As Russia’s invasion of Ukraine enters its fourth week, aid organizations are stepping up efforts to get much-needed relief supplies to people affected by the fighting, as well as the over 3.2 million refugees who have fled the nation since the crisis began.
Rzeszow, the largest city in southern Poland and around 100 kilometers from the Ukrainian border, has emerged as a regional humanitarian relief hub. Food, blankets, solar lights, warm clothes, beds, jerrycans, and plastic sheeting continue to arrive by road and air at a vast warehouse managed by the United Nations refugee agency, UNHCR, near the airport outside Rzezsow.
“All we’ve been doing is bringing more people into the country, bringing more support into the country, working with partners to make sure we can function efficiently, and doing what we can to help,” UNHCR spokesperson Matthew Saltmarsh said.
According to Saltmarsh, the organization has received “almost 300 million tons of donations” from the private sector in the last month and has been able to transport part of the humanitarian materials to Ukraine. The UNHCR has already dispatched 22 trucks with emergency supplies to the western Ukrainian city of Lviv, which is not far from the Polish border. Lviv has been spared much of the devastation occurring further east, and has become the first port of call for many of refugees leaving the country.
Some of the aid delivered to the city has been unloaded and distributed there, according to Saltmarsh, but the rest is waiting for the security situation to improve so that humanitarian aid can reach the worst-affected areas of the country, such as Mariupol, the port city that has been besieged and subjected to punitive Russian attacks almost since the beginning of the war.
“Obviously, it is very concerning and poses a significant problem for the humanitarian community,” he continued.
Some of the migrants who arrived in Ukraine’s border nations on Thursday told of mounting despair in Ukrainian towns encircled and blasted by Russia’s troops.
“There is no water, electricity, food…children are weeping, it is freezing (there) and dangerous,” Irina Bogdaniuk, 24, from Sumy, eastern Ukraine, said after landing at Medyka, Poland’s border town. Bogdaniuk rummaged through her phone and displayed photos of damage in her city, including one of a slain citizen laying in a pool of blood in the middle of a street.
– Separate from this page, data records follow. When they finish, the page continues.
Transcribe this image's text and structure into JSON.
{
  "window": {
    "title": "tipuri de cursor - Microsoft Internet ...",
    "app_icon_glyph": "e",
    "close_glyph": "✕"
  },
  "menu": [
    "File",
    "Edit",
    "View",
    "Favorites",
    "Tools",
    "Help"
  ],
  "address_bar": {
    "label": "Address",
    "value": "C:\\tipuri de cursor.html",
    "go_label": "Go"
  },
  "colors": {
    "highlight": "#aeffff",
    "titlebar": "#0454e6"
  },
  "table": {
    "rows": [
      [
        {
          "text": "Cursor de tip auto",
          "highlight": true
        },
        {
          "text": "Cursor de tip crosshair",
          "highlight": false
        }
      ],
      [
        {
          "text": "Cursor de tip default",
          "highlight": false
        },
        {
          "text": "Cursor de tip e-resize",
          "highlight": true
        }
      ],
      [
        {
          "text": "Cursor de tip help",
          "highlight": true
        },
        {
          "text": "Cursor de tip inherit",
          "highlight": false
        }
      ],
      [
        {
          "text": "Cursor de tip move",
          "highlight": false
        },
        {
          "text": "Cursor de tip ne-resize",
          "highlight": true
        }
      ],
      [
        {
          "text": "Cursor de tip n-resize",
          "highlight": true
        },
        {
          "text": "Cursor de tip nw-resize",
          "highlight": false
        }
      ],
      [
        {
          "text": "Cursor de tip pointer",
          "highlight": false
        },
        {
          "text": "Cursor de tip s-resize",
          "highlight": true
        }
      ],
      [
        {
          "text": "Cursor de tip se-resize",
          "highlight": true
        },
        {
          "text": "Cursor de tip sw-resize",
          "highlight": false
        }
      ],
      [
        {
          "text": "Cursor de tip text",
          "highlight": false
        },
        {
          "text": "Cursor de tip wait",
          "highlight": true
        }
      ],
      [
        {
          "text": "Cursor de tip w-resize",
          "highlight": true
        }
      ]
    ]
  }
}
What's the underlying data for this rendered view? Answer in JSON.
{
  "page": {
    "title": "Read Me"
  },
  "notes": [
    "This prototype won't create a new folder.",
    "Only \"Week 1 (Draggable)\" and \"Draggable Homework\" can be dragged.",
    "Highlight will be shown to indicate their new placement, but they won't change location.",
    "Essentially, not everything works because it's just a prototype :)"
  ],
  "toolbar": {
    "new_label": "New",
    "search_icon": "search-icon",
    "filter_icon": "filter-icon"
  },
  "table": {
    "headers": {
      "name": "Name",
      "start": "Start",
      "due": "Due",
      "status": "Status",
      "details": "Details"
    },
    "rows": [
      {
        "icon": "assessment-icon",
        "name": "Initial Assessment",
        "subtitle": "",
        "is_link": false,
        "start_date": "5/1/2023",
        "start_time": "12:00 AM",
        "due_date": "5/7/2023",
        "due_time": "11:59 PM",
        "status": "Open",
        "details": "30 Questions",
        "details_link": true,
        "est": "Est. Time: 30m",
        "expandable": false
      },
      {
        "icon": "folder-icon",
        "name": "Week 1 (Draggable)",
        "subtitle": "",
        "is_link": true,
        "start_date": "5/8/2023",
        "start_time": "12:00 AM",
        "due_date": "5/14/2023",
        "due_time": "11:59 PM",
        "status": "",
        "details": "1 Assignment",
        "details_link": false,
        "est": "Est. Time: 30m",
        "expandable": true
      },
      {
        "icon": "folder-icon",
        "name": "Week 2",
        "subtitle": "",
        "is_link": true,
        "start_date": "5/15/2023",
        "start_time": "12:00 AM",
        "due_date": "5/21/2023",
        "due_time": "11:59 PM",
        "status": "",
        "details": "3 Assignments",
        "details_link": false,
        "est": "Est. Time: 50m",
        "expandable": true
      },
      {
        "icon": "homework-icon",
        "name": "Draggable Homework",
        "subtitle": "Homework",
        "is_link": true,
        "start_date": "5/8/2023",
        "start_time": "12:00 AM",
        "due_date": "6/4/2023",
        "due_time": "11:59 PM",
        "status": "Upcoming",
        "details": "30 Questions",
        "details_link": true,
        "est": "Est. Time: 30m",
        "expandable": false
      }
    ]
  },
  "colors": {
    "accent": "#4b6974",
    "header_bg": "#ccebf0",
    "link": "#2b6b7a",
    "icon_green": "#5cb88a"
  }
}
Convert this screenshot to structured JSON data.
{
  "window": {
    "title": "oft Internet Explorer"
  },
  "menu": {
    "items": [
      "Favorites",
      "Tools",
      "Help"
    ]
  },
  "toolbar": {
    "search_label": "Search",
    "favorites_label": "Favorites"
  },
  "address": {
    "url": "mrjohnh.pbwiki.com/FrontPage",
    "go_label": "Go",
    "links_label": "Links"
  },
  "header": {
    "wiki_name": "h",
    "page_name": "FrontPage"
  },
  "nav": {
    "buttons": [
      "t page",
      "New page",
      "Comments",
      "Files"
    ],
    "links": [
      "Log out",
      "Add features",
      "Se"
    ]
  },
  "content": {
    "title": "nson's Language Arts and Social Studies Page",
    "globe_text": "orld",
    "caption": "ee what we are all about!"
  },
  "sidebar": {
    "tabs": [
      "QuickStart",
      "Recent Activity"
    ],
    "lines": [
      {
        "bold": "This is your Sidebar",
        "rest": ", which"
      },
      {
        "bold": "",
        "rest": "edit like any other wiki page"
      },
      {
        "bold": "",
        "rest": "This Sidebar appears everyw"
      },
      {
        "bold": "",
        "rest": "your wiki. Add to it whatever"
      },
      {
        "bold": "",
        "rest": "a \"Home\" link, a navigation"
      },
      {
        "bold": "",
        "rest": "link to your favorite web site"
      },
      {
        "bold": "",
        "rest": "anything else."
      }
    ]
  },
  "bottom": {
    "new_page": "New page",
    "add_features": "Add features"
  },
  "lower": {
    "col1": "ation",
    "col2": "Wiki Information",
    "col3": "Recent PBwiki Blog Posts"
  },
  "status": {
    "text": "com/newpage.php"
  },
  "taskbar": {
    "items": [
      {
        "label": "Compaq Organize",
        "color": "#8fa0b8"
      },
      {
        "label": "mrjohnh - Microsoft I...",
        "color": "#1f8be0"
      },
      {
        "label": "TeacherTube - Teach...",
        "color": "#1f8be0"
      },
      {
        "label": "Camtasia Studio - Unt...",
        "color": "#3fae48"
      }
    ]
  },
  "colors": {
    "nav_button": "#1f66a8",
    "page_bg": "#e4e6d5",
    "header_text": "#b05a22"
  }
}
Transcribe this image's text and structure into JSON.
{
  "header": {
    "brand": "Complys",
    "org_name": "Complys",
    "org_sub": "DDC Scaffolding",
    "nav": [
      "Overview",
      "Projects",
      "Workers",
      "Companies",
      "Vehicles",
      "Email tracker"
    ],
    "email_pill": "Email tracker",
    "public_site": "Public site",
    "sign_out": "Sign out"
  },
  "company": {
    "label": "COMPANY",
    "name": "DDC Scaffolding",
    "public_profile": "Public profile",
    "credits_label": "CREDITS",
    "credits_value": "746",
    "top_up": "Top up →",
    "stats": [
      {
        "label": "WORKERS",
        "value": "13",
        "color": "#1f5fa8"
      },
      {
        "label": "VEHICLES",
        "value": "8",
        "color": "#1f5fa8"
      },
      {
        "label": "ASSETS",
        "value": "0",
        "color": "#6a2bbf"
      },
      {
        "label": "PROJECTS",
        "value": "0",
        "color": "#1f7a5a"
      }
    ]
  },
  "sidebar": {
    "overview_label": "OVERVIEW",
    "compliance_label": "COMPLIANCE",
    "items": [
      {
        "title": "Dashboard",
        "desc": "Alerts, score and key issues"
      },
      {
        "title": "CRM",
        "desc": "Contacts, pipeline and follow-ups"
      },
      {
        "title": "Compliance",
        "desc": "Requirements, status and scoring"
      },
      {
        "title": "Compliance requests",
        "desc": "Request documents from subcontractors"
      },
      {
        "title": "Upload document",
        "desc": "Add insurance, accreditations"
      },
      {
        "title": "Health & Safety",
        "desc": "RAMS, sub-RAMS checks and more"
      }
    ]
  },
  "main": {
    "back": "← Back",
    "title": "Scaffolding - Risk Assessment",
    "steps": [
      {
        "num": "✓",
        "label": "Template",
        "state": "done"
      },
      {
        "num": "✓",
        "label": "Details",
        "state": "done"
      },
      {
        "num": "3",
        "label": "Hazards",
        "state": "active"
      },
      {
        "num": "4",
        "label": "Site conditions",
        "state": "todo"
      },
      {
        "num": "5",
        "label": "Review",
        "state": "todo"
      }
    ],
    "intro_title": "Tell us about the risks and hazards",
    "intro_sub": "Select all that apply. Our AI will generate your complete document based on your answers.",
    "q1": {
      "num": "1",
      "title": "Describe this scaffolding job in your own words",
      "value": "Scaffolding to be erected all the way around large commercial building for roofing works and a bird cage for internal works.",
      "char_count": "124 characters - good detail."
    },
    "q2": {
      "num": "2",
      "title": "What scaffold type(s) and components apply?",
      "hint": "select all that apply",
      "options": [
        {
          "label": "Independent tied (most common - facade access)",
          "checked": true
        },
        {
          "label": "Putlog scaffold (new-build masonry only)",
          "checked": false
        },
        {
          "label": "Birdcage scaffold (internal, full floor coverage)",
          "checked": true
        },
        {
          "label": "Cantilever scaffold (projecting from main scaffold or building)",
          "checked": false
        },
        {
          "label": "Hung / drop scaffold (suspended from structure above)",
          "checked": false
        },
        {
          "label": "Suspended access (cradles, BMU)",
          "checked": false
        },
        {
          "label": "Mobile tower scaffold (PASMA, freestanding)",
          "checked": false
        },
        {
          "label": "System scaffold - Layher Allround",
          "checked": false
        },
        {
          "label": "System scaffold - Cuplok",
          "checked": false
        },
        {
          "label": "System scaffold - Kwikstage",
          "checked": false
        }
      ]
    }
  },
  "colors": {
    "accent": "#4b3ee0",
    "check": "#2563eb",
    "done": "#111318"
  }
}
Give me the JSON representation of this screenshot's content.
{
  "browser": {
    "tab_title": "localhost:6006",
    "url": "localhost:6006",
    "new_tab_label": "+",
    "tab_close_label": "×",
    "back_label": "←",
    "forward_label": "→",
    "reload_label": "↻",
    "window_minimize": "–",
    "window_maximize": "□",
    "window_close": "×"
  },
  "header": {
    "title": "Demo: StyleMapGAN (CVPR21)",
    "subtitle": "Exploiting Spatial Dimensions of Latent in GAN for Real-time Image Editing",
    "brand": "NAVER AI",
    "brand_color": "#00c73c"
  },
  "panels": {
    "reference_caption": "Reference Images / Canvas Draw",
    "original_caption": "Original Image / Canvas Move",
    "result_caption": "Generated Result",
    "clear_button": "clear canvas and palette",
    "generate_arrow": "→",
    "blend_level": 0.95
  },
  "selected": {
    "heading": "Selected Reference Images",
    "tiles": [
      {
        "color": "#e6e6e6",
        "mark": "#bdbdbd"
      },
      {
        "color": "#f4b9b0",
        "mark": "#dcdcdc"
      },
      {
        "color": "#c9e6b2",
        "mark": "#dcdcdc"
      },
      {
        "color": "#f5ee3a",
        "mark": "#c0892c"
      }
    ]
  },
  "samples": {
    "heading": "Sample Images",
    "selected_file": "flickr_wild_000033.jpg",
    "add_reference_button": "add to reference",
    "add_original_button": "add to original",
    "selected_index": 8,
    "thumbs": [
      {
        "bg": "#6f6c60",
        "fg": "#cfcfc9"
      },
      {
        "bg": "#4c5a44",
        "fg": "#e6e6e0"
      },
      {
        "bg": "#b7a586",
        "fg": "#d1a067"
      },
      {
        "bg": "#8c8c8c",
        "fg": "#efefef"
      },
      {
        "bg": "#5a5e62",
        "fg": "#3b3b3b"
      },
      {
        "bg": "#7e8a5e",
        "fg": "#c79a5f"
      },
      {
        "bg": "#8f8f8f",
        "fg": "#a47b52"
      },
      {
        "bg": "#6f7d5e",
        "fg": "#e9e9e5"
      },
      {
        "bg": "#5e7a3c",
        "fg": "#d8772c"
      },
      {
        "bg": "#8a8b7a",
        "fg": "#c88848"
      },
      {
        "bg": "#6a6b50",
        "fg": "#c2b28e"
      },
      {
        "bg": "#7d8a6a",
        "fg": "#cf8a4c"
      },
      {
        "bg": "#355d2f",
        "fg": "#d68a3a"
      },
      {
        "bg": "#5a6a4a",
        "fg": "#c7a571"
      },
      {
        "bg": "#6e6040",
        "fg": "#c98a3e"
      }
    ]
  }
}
When feasible, some of the supplies arriving in Lviv are being delivered to other districts of Ukraine, according to a Red Cross representative in the city.
According to Anette Selmber-Andersen of the International Federation of the Red Cross, 400 tons of supplies have been sent to eastern Ukraine thus far. She stated that food is most desperately required in the country’s east, but that “strong demand for medecines” exists.
According to Selmer-Andersen, the need for psychosocial support services in Lviv was growing as the city’s population increased from 700,000 to almost a million in less than a month as a result of an inflow of individuals displaced by violent warfare elsewhere in Ukraine.
“The folks that come here have been through traumatic experiences and are frightened, terrified, and anxious,” she continued.
Aid organizations are also speeding up efforts to help the refugees who have fled Ukraine in the last three weeks, approximately half of them are youngsters.
Refugees arriving in neighboring countries today are “more fragile, in a more traumatized state” than those who arrived early in the war, according to UNHCR spokesperson Saltmarsh.
People in the area around the capital, Kyiv, were “devastated,” according to Kateryna Horiachko, who escaped.
“They lost their houses, all they had, relatives…there is nothing left for (us) to do except (become) refugees,” Horiachko, who landed in Suceava, Romania, on Thursday, explained.
Horiachko said her husband and parents were still in Ukraine, and she hoped to find a way to help them.
“The economy in Ukraine is also wrecked,” she said, adding that “people (are) now without employment, without money, and they need” assistance.
Svitlana Syichova told of the tremendous cruelty of Russian soldiers besieging her hometown after disembarking from a train that transported her from Zaporizhzhia, in southeast Ukraine, to Przemysl, Poland.
“They attacked the maternity facility, and pregnant ladies perished,” Syichova explained, tears welling up in her eyes. “Why are they torturing us like this?” “We have no idea what is going on.”